TASK DETAILS: When a line of the listing below has the string "name" in it, copy that line.

==*==

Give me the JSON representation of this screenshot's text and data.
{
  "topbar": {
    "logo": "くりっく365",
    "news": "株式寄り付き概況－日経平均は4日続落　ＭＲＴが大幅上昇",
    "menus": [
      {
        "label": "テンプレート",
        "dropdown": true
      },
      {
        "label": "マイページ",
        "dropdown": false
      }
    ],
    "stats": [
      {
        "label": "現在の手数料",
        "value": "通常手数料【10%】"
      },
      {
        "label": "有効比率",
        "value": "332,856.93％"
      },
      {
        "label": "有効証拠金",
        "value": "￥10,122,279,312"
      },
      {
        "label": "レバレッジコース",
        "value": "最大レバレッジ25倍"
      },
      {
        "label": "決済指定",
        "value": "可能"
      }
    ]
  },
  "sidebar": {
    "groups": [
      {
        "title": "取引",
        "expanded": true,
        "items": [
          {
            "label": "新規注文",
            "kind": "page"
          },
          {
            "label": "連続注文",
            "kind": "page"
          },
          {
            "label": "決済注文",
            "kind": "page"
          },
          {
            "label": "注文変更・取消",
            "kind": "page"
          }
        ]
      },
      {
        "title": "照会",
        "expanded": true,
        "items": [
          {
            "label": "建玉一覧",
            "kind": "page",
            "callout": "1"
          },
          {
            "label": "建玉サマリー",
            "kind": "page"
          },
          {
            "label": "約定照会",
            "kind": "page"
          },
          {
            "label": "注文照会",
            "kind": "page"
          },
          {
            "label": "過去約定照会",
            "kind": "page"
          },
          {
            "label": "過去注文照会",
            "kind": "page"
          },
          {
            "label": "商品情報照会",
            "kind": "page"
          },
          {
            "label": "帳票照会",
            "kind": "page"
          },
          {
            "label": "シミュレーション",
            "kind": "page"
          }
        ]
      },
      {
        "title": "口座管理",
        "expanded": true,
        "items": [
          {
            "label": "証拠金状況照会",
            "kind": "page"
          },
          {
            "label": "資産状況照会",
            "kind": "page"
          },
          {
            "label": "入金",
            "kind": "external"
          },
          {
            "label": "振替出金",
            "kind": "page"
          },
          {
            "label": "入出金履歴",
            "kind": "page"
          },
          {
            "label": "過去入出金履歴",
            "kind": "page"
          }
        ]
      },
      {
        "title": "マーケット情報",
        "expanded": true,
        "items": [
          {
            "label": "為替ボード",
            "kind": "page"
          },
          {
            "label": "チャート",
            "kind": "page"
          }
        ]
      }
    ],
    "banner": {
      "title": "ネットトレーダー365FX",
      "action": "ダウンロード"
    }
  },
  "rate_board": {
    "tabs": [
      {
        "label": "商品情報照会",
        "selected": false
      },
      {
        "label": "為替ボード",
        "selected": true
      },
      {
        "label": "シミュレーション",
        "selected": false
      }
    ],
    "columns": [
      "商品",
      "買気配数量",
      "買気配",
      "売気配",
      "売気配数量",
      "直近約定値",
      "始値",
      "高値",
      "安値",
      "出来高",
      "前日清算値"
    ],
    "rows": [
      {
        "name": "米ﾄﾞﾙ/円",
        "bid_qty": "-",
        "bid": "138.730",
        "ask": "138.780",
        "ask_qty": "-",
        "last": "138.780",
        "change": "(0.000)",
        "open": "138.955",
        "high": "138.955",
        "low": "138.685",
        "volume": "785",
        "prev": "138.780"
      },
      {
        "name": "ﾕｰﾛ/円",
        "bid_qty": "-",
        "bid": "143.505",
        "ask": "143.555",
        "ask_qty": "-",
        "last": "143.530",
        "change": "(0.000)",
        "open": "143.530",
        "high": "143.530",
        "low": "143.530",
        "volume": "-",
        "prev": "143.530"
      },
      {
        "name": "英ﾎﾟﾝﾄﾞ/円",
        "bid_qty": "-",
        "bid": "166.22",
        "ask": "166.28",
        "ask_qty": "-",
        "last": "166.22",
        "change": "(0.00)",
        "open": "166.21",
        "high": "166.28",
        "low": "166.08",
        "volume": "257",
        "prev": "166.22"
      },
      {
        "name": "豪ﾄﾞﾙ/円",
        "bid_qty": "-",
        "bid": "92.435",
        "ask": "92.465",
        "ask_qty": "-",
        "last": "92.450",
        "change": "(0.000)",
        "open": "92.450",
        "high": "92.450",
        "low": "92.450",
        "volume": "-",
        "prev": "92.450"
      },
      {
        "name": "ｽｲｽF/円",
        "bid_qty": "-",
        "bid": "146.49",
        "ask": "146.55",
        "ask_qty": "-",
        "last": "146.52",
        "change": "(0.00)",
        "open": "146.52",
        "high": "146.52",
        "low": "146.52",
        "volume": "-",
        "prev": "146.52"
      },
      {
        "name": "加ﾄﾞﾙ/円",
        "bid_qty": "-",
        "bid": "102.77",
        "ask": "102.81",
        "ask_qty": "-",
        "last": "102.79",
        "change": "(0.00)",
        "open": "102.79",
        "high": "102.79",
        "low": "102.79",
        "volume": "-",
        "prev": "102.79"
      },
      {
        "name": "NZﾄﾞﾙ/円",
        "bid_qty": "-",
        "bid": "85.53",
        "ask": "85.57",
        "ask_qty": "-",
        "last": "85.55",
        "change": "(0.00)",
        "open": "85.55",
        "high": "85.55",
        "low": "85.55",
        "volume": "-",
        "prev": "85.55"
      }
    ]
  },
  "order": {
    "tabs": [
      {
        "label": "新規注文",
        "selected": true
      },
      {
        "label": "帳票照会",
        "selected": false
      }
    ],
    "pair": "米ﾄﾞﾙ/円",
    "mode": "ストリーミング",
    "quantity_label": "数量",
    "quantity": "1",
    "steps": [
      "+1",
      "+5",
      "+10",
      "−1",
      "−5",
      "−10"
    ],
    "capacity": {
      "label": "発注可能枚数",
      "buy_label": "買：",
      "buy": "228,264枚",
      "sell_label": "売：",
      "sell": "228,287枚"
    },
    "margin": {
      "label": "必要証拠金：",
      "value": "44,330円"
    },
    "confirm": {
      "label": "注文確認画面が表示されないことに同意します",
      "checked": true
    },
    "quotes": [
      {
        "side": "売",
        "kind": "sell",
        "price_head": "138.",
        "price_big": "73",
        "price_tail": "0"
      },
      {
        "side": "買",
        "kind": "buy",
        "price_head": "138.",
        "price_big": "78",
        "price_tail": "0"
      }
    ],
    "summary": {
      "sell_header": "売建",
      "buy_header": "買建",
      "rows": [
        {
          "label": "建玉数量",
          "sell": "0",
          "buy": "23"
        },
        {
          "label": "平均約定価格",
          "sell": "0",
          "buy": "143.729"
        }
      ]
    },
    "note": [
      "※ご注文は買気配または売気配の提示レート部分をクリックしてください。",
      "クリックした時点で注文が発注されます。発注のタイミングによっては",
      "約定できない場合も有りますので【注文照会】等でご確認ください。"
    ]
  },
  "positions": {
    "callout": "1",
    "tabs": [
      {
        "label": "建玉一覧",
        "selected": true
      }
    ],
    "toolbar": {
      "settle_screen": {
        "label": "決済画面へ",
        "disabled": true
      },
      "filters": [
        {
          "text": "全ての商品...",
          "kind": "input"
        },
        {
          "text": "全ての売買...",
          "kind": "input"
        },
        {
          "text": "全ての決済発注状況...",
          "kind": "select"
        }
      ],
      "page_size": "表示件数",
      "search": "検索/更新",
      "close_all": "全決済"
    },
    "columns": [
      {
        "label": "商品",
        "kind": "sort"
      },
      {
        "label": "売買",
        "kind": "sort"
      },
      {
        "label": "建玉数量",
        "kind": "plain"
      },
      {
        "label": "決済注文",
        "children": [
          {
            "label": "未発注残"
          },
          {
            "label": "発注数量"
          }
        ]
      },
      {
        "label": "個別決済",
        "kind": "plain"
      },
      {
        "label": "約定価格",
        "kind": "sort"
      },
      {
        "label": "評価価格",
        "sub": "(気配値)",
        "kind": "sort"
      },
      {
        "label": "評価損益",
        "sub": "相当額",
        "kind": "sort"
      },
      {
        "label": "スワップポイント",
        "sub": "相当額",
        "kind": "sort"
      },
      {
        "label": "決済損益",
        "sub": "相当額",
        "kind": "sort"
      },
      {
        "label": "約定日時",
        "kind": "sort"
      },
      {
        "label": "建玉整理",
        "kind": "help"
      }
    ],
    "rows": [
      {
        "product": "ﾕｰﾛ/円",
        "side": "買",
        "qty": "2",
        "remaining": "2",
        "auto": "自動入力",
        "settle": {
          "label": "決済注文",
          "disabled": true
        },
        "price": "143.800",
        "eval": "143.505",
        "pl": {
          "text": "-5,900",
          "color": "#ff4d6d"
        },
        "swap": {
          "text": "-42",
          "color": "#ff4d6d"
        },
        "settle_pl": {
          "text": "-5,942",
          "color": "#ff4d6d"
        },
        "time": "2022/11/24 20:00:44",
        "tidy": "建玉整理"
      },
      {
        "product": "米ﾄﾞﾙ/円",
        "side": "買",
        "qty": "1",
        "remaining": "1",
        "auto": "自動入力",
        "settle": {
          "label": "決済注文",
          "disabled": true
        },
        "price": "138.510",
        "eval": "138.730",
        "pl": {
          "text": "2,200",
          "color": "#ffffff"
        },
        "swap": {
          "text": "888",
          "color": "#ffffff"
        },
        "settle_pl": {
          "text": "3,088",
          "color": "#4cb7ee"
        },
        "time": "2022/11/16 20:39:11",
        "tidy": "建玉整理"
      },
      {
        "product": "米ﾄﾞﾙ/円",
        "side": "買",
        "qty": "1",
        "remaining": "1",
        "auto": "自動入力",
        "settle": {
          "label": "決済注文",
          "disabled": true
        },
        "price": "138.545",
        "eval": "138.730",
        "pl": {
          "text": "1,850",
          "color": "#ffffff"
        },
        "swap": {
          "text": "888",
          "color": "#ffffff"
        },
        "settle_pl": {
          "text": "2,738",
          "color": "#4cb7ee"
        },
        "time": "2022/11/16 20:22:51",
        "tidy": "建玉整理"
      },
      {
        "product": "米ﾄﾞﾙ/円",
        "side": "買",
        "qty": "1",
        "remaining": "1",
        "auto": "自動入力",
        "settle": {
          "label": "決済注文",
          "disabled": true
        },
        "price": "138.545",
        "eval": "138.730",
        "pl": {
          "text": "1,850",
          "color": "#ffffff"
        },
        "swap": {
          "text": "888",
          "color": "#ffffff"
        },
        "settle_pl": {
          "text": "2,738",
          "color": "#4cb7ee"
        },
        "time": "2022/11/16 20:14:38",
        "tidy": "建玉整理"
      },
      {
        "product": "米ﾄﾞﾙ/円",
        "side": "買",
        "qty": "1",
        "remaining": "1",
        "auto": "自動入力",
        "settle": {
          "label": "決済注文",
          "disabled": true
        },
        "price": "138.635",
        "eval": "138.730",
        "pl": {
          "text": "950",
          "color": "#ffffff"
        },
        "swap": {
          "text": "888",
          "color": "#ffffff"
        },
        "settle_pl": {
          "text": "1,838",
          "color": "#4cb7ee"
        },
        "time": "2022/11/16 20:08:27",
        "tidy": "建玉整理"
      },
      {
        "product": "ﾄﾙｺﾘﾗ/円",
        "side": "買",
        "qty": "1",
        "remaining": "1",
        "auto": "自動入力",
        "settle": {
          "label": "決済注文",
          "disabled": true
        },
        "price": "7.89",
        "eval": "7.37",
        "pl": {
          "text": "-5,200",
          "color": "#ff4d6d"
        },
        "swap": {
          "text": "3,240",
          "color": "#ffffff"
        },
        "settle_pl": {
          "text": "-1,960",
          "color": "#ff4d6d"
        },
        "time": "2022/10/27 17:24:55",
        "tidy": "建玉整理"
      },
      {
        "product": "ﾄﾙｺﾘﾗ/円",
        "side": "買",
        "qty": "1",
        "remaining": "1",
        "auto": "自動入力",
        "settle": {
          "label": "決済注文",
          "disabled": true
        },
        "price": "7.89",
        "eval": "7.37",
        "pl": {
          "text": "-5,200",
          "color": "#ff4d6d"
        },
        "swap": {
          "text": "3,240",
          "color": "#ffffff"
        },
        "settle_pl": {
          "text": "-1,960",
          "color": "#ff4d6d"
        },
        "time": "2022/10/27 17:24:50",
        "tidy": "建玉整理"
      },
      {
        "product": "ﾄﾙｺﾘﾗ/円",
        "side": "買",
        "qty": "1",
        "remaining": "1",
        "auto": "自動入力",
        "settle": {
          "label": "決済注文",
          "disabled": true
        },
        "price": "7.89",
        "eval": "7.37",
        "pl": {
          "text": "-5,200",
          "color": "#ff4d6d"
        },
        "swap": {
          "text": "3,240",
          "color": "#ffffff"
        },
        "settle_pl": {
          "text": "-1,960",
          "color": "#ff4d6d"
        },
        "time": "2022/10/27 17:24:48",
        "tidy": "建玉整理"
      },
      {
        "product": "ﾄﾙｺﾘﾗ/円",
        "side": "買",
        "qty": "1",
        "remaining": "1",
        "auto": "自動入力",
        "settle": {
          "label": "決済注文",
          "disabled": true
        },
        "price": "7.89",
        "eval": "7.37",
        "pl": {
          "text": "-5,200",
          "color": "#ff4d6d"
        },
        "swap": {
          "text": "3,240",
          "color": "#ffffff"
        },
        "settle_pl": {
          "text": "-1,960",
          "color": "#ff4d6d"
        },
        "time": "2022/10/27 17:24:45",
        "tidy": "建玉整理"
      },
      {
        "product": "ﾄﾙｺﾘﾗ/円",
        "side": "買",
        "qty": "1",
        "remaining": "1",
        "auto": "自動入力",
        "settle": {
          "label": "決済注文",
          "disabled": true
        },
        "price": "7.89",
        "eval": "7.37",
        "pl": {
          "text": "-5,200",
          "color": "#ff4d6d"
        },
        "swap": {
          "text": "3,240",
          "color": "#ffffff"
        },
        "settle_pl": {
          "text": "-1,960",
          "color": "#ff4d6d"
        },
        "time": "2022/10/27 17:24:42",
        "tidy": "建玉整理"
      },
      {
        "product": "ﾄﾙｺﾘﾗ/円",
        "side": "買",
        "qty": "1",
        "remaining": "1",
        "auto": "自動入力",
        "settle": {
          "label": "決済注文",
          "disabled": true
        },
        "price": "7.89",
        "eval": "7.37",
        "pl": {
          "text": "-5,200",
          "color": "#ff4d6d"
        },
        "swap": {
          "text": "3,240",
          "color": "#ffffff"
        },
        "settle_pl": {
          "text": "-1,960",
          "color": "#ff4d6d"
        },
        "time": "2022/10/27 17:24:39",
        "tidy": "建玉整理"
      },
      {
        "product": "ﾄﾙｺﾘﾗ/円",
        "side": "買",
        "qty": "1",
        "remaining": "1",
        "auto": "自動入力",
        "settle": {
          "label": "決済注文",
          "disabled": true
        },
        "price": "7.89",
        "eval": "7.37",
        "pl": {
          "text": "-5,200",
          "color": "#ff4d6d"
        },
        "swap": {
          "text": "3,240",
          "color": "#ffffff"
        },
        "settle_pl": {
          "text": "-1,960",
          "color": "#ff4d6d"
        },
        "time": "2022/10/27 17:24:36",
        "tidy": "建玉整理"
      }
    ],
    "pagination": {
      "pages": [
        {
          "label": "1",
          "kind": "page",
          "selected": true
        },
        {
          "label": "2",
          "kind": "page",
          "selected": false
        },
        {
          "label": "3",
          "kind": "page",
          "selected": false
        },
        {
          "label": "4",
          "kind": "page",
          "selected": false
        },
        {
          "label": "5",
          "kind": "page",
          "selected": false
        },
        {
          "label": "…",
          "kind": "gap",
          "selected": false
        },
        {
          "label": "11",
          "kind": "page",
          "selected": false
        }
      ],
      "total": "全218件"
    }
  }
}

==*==

ANSWER BELOW:
        "name": "米ﾄﾞﾙ/円",
        "name": "ﾕｰﾛ/円",
        "name": "英ﾎﾟﾝﾄﾞ/円",
        "name": "豪ﾄﾞﾙ/円",
        "name": "ｽｲｽF/円",
        "name": "加ﾄﾞﾙ/円",
        "name": "NZﾄﾞﾙ/円",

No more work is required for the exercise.